In Canada, the outstanding points balance reportedly approaches CDN$16 billion across all loyalty programs combined. In the U.S., Marriott alone has US$5 billion outstanding.
Some points go unredeemed because, for example, they expire or the owning members quit. This “spillage” benefits the host company, which keeps the previously collected cash. Hosts can consequently boost profits by adjusting programs to increase spillage, but such measures may anger consumers.
Advance Arrangements Needed
Some points go unredeemed because they expire or the owning members quit. Public domain image.
Before any transactions can occur, the host company and its partners must negotiate the number of points earned per purchase or redeemed per reward. They often also commit to specific numbers of rewards redeemed per year per partner.

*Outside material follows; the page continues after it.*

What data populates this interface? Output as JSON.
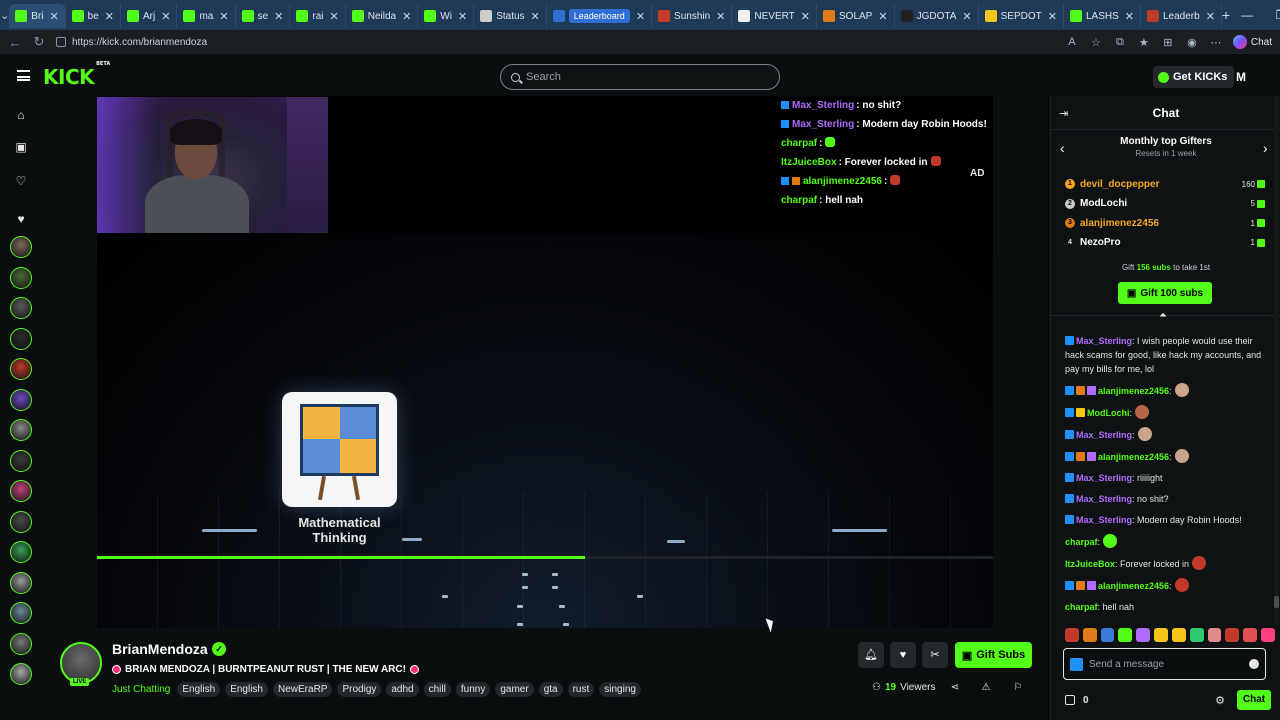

For instance, Aeroplan promised to buy $581 million of Air Canada tickets in 2017 for anticipated rewards. This presents a problem. Host companies must make these arrangements in advance, but only later discover how many rewards consumers want from each business.
Of course, hosts can simply pre-arrange for more rewards than they expect to need to ensure a safety margin. But this is expensive, as some rewards will go unused. We worked with doctoral student Yuheng Cao and associate professor Moustapha Diaby (University of Connecticut) to study this rewards-supply planning problem. We created mathematical models to simulate point accumulation and redemption in a loyalty program over time, then used these models to evaluate potential host company decisions.
Uncertainty Hurts Performance
One study examined the effects of uncertainty about future demand for rewards. Unsurprisingly, higher uncertainty tends to reduce profits for the host company; this makes it more difficult to accurately plan reward needs in advance.
Less obviously, performance also suffers if hosts try to limit their annual rewards budgets or outstanding points balances. To cap point balances, hosts must purchase more rewards at higher prices, which reduces immediate profitability. Conversely, host companies with restricted budgets must pay out fewer rewards. This increases their future liabilities.
Both problems worsen as demand uncertainty escalates. Hosts progressively lack enough flexibility to handle demand surprises; this implies that they should try to reduce demand uncertainty where possible. They might do this in advance through improved forecasting, or offer discounts on underused rewards as the year unfolds. For example, suppose an airline normally charges 25,000 points per ticket. It might temporarily cut that to 15,000 for flights on unpopular days.
Options Could Compensate
Alternatively, hosts could include “options” clauses in their agreements with their loyalty program partners. With this strategy, host companies would still agree to buy a set number of rewards from each partner. But the contract would also give hosts the option to buy more rewards later if demand ends up being higher, and hosts would pay extra for that privilege. This approach would mean that loyalty program partners absorb more of the program’s risks. In exchange, they would get more of the program’s revenue.
We explored this option contract concept in another modelling study. Our results suggest options contracts should indeed perform better overall than traditional fixed-size contracts.
Options are particularly valuable in large loyalty programs facing high demand uncertainty, as they let host companies spread their greater risks across many redemption partners. By comparison, the common practice of prearranging extra rewards is less effective in these cases and leaves many rewards sitting unused at many partners.
Overall, our research suggests that reducing uncertainty about redemption demand—and using reward supply option contracts—would both benefit hosts. They could increase their profitability while controlling their rewards budgets and accumulated points liabilities.
This article is republished with permission from The Conversation.